  • Know where to expect ticks. Ticks live in grassy, brushy, or wooded areas, or even on animals. Spending time outside camping, gardening, or hunting could bring you in close contact with ticks. Many people get ticks in their own yard or neighborhood.
  • Treat clothing and gear with products containing 0.5% permethrin. Permethrin can be used to treat boots, clothing and camping gear and remain protective through several washings. Alternatively, you can buy permethrin-treated clothing and gear.
  • Use Environmental Protection Agency (EPA)-registered insect repellents containing DEET, picaridin, IR3535, Oil of Lemon Eucalyptus (OLE), para-menthane-diol (PMD), or 2-undecanone. EPA’s helpful search tool can help you find the product that best suits your needs. Always follow product instructions. Do not use products containing OLE or PMD on children under 3 years old.
  • Avoid Contact with Ticks
    • Avoid wooded and brushy areas with high grass and leaf litter.
    • Walk in the center of trails.

Find and Remove Ticks

  • Check your clothing for ticks. Ticks may be carried into the house on clothing. Any ticks that are found should be removed. When possible, tumble dry clothes in a dryer on high heat for 10 minutes to kill ticks on dry clothing after you come indoors. If the clothes are damp, additional time may be needed. If the clothes require washing first, hot water is recommended. Cold and medium temperature water will not kill ticks.
  • Examine gear and pets. Ticks can ride on clothing and pets, then attach to a person later, so carefully examine pets, coats, and daypacks.
  • Shower soon after being outdoors. Showering within two hours of coming indoors has been shown to reduce your risk of getting tick-borne diseases. Showering may help wash off unattached ticks and it is a good opportunity to do a tick check.
  • Check your body for ticks. Conduct a full body check upon return from potentially tick-infested areas. Use a hand-held or full-length mirror to view all parts of your body. Check these parts of your body for ticks:
    • Under the arms
    • In and around the ears
    • Inside belly button
    • Back of the knees
    • In and around the hair
    • Between the legs
    • Around the waist
  •  If you find a tick attached to your skin, simply remove the tick as soon as possible.

Eat only pasteurized dairy products

Get vaccinated if recommended

Tick-borne encephalitis vaccine is recommended for travelers who are moving or traveling to a TBE-endemic area and will have extensive exposure to ticks based on their planned outdoor activities and itinerary.
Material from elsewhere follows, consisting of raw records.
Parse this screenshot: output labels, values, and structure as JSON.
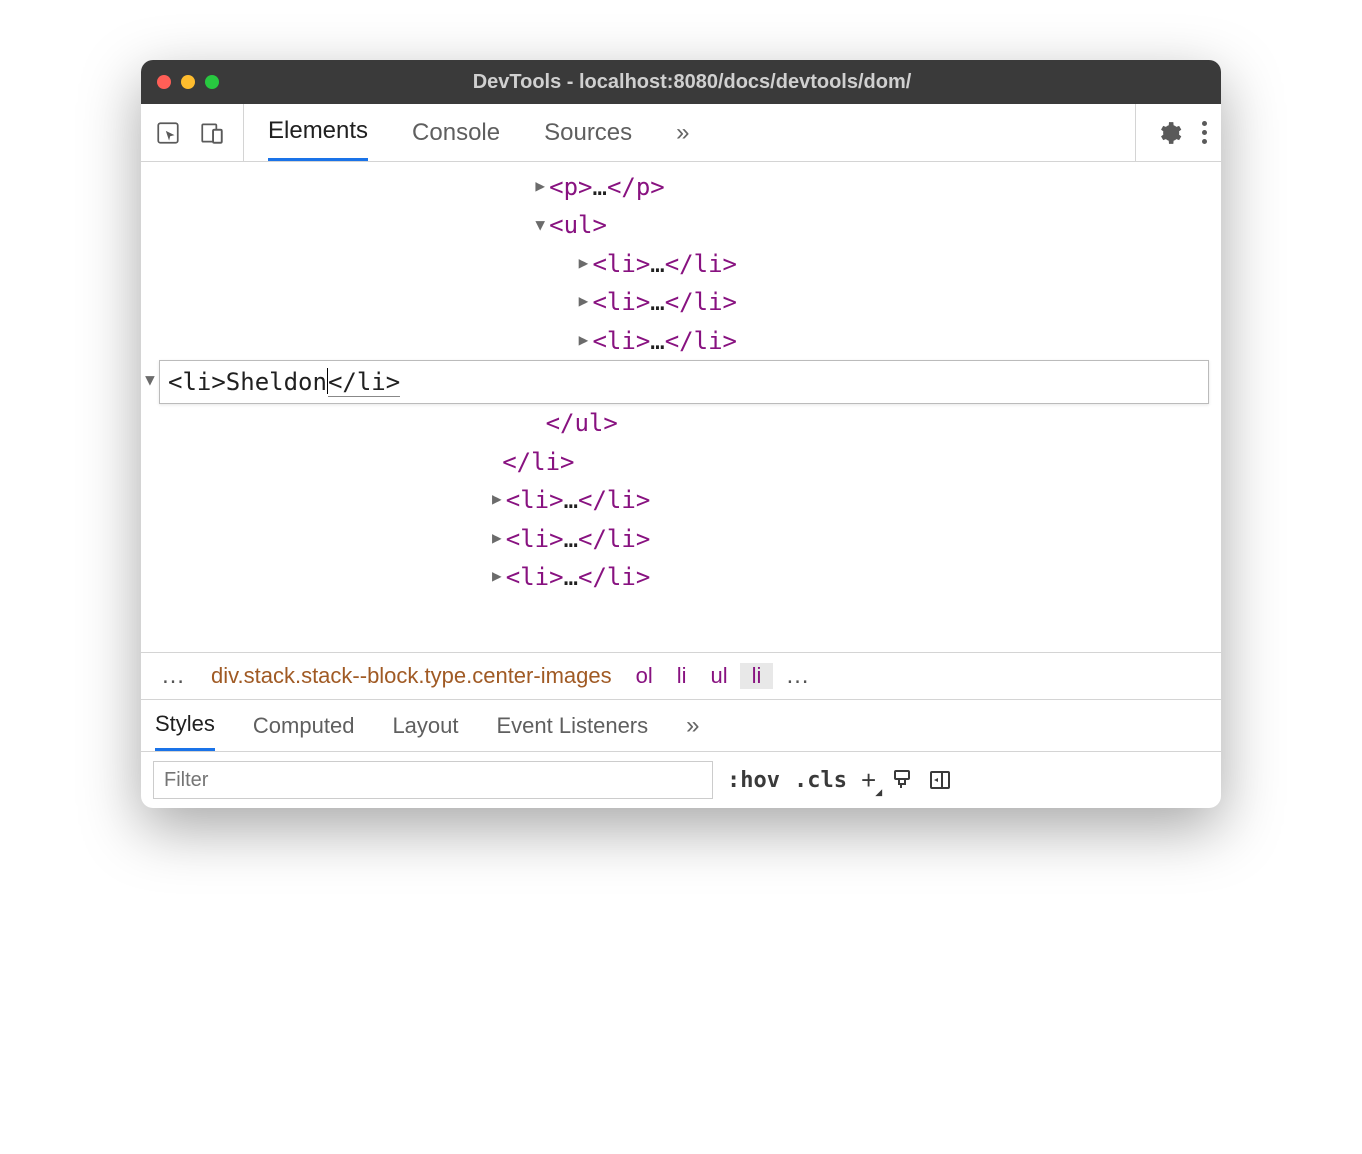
{
  "window": {
    "title": "DevTools - localhost:8080/docs/devtools/dom/"
  },
  "toolbar_tabs": {
    "elements": "Elements",
    "console": "Console",
    "sources": "Sources"
  },
  "dom": {
    "p_open": "<p>",
    "p_ell": "…",
    "p_close": "</p>",
    "ul_open": "<ul>",
    "li_open": "<li>",
    "li_ell": "…",
    "li_close": "</li>",
    "ul_close": "</ul>",
    "edit_content": "<li>Sheldon",
    "edit_closing": "</li>"
  },
  "breadcrumb": {
    "ell_left": "…",
    "div": "div.stack.stack--block.type.center-images",
    "ol": "ol",
    "li1": "li",
    "ul": "ul",
    "li2": "li",
    "ell_right": "…"
  },
  "styles_tabs": {
    "styles": "Styles",
    "computed": "Computed",
    "layout": "Layout",
    "event": "Event Listeners"
  },
  "filter": {
    "placeholder": "Filter",
    "hov": ":hov",
    "cls": ".cls"
  }
}
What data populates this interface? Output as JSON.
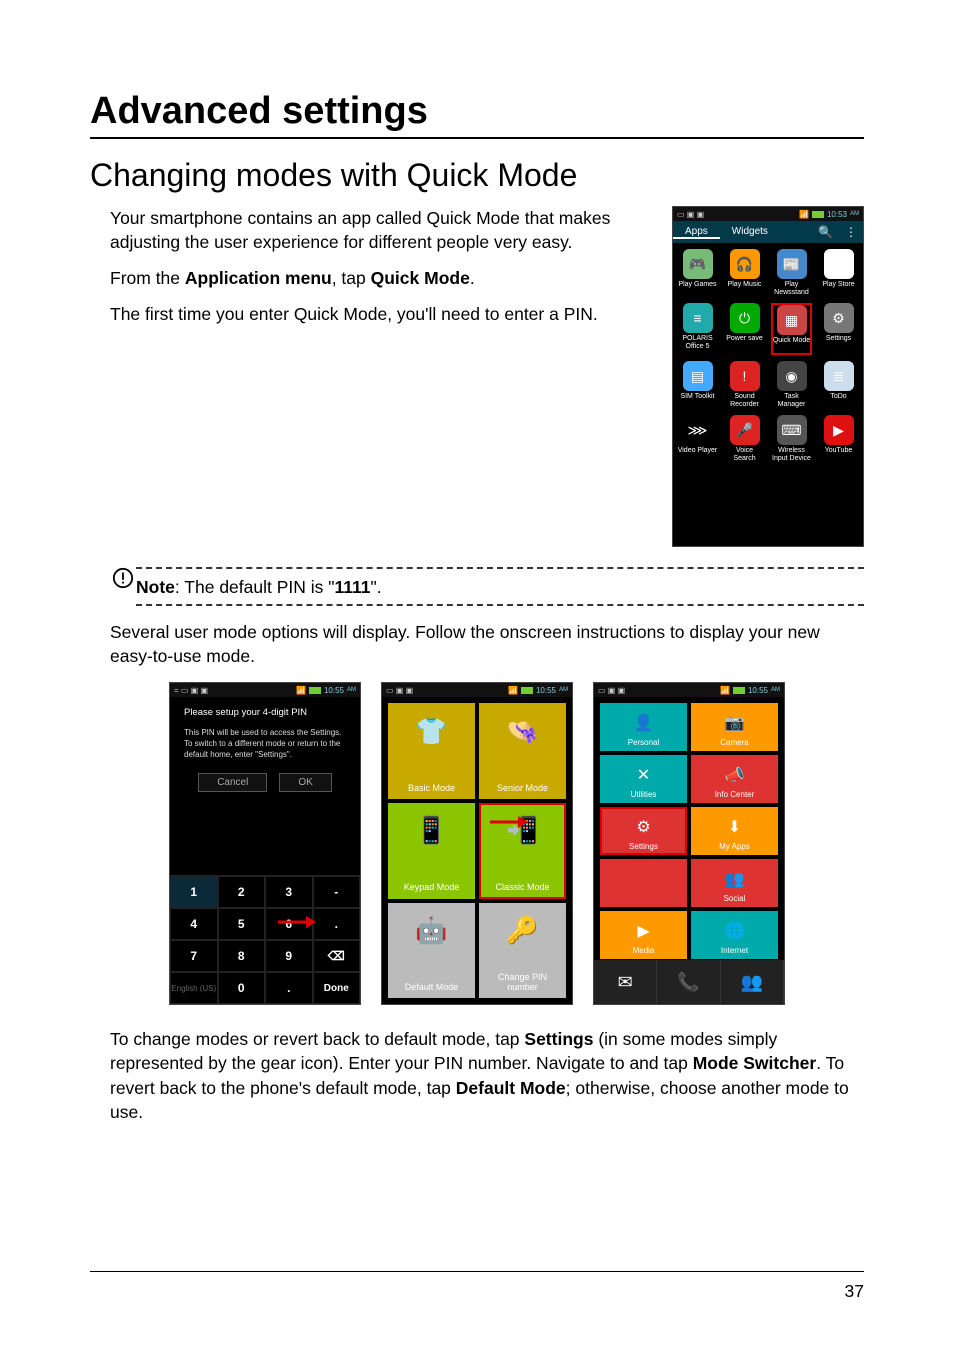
{
  "page_number": "37",
  "headings": {
    "h1": "Advanced settings",
    "h2": "Changing modes with Quick Mode"
  },
  "paragraphs": {
    "p1": "Your smartphone contains an app called Quick Mode that makes adjusting the user experience for different people very easy.",
    "p2_pre": "From the ",
    "p2_b1": "Application menu",
    "p2_mid": ", tap ",
    "p2_b2": "Quick Mode",
    "p2_post": ".",
    "p3": "The first time you enter Quick Mode, you'll need to enter a PIN.",
    "p4": "Several user mode options will display. Follow the onscreen instructions to display your new easy-to-use mode.",
    "p5_a": "To change modes or revert back to default mode, tap ",
    "p5_b1": "Settings",
    "p5_b": " (in some modes simply represented by the gear icon). Enter your PIN number. Navigate to and tap ",
    "p5_b2": "Mode Switcher",
    "p5_c": ". To revert back to the phone's default mode, tap ",
    "p5_b3": "Default Mode",
    "p5_d": "; otherwise, choose another mode to use."
  },
  "note": {
    "label": "Note",
    "text_a": ": The default PIN is \"",
    "pin": "1111",
    "text_b": "\"."
  },
  "phone_main": {
    "status_time": "10:53",
    "status_ampm": "AM",
    "tabs": {
      "apps": "Apps",
      "widgets": "Widgets"
    },
    "apps": [
      {
        "label": "Play Games",
        "bg": "#7b7",
        "glyph": "🎮"
      },
      {
        "label": "Play Music",
        "bg": "#f90",
        "glyph": "🎧"
      },
      {
        "label": "Play\nNewsstand",
        "bg": "#48c",
        "glyph": "📰"
      },
      {
        "label": "Play Store",
        "bg": "#fff",
        "glyph": "▶"
      },
      {
        "label": "POLARIS\nOffice 5",
        "bg": "#2aa",
        "glyph": "≡"
      },
      {
        "label": "Power save",
        "bg": "#0a0",
        "glyph": "⏻"
      },
      {
        "label": "Quick Mode",
        "bg": "#c44",
        "glyph": "▦",
        "highlight": true
      },
      {
        "label": "Settings",
        "bg": "#777",
        "glyph": "⚙"
      },
      {
        "label": "SIM Toolkit",
        "bg": "#4af",
        "glyph": "▤"
      },
      {
        "label": "Sound\nRecorder",
        "bg": "#d22",
        "glyph": "!"
      },
      {
        "label": "Task\nManager",
        "bg": "#444",
        "glyph": "◉"
      },
      {
        "label": "ToDo",
        "bg": "#cde",
        "glyph": "≣"
      },
      {
        "label": "Video Player",
        "bg": "#000",
        "glyph": "⋙"
      },
      {
        "label": "Voice\nSearch",
        "bg": "#d22",
        "glyph": "🎤"
      },
      {
        "label": "Wireless\nInput Device",
        "bg": "#555",
        "glyph": "⌨"
      },
      {
        "label": "YouTube",
        "bg": "#d11",
        "glyph": "▶"
      }
    ]
  },
  "phone_pin": {
    "status_time": "10:55",
    "status_ampm": "AM",
    "heading": "Please setup your 4-digit PIN",
    "subtext": "This PIN will be used to access the Settings. To switch to a different mode or return to the default home, enter \"Settings\".",
    "cancel": "Cancel",
    "ok": "OK",
    "done": "Done",
    "lang": "English (US)",
    "keys": [
      "1",
      "2",
      "3",
      "-",
      "4",
      "5",
      "6",
      ".",
      "7",
      "8",
      "9",
      "⌫"
    ]
  },
  "phone_modes": {
    "status_time": "10:55",
    "status_ampm": "AM",
    "modes": [
      {
        "label": "Basic Mode",
        "cls": "mc-ylw"
      },
      {
        "label": "Senior Mode",
        "cls": "mc-ylw"
      },
      {
        "label": "Keypad Mode",
        "cls": "mc-grn"
      },
      {
        "label": "Classic Mode",
        "cls": "mc-grn",
        "highlight": true
      },
      {
        "label": "Default Mode",
        "cls": "mc-gry"
      },
      {
        "label": "Change PIN\nnumber",
        "cls": "mc-gry"
      }
    ]
  },
  "phone_easy": {
    "status_time": "10:55",
    "status_ampm": "AM",
    "tiles": [
      {
        "label": "Personal",
        "bg": "#0aa"
      },
      {
        "label": "Camera",
        "bg": "#f90"
      },
      {
        "label": "Utilities",
        "bg": "#0aa"
      },
      {
        "label": "Info Center",
        "bg": "#d33"
      },
      {
        "label": "Settings",
        "bg": "#d33",
        "highlight": true
      },
      {
        "label": "My Apps",
        "bg": "#f90"
      },
      {
        "label": "",
        "bg": "#d33"
      },
      {
        "label": "Social",
        "bg": "#d33"
      },
      {
        "label": "Media",
        "bg": "#f90"
      },
      {
        "label": "Internet",
        "bg": "#0aa"
      }
    ]
  }
}
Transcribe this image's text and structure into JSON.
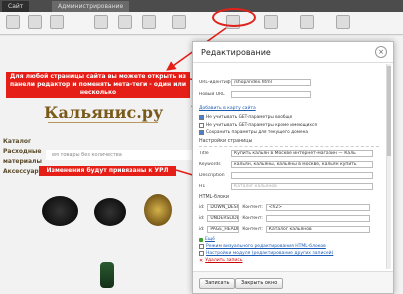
{
  "admin_bar": {
    "tab_site": "Сайт",
    "tab_admin": "Администрирование"
  },
  "site": {
    "logo_text": "Кальянис.ру",
    "menu": [
      "Каталог",
      "Расходные",
      "материалы",
      "Аксессуары"
    ],
    "nav_strip": "ем товары без количества"
  },
  "callouts": {
    "top": "Для любой страницы сайта вы можете открыть из панели редактор и поменять мета-теги - один или несколько",
    "bottom": "Изменения будут привязаны к УРЛ"
  },
  "modal": {
    "title": "Редактирование",
    "url_id_label": "URL-идентификатор страницы",
    "url_id_value": "/shop/index.html",
    "new_url_label": "Новый URL",
    "add_to_sitemap": "Добавить в карту сайта",
    "checkboxes": [
      {
        "label": "Не учитывать GET-параметры вообще",
        "checked": true
      },
      {
        "label": "Не учитывать GET-параметры кроме имеющихся",
        "checked": false
      },
      {
        "label": "Сохранить параметры для текущего домена",
        "checked": true
      }
    ],
    "page_settings": "Настройки страницы",
    "fields": [
      {
        "label": "Title",
        "value": "Купить кальян в Москве интернет-магазин — Каль"
      },
      {
        "label": "Keywords",
        "value": "кальян, кальяны, кальяны в москве, кальян купить"
      },
      {
        "label": "Description",
        "value": ""
      },
      {
        "label": "H1",
        "value": "",
        "placeholder": "Каталог кальянов"
      }
    ],
    "html_blocks_label": "HTML-блоки",
    "blocks": [
      {
        "id_label": "id:",
        "id": "DOWN_DESCRIPTION",
        "content_label": "Контент:",
        "content": "<h2>"
      },
      {
        "id_label": "id:",
        "id": "UNDERSLIDER",
        "content_label": "Контент:",
        "content": ""
      },
      {
        "id_label": "id:",
        "id": "PAGE_HEADER",
        "content_label": "Контент:",
        "content": "Каталог кальянов"
      }
    ],
    "more_link": "Ещё",
    "options": [
      "Режим визуального редактирования HTML-блоков",
      "Настройки модуля (редактирование других записей)"
    ],
    "delete_label": "Удалить запись",
    "save_button": "Записать",
    "close_button": "Закрыть окно"
  },
  "colors": {
    "accent_red": "#e51f17",
    "link_blue": "#1a5bb5"
  }
}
In addition, TBE vaccine may be considered for persons traveling or moving to a TBE-endemic area who might engage in outdoor activities in areas ticks are likely to be found. The decision to vaccinate should be based on an assessment of their planned activities and itinerary, risk factors for a poorer medical outcome, and personal perception and tolerance of risk.

After Travel


If you traveled and feel sick, particularly if you have a fever, talk to a healthcare provider and tell them about your travel. 

If you need medical care abroad, see Getting Health Care During Travel.


Traveler Information

Clinician Information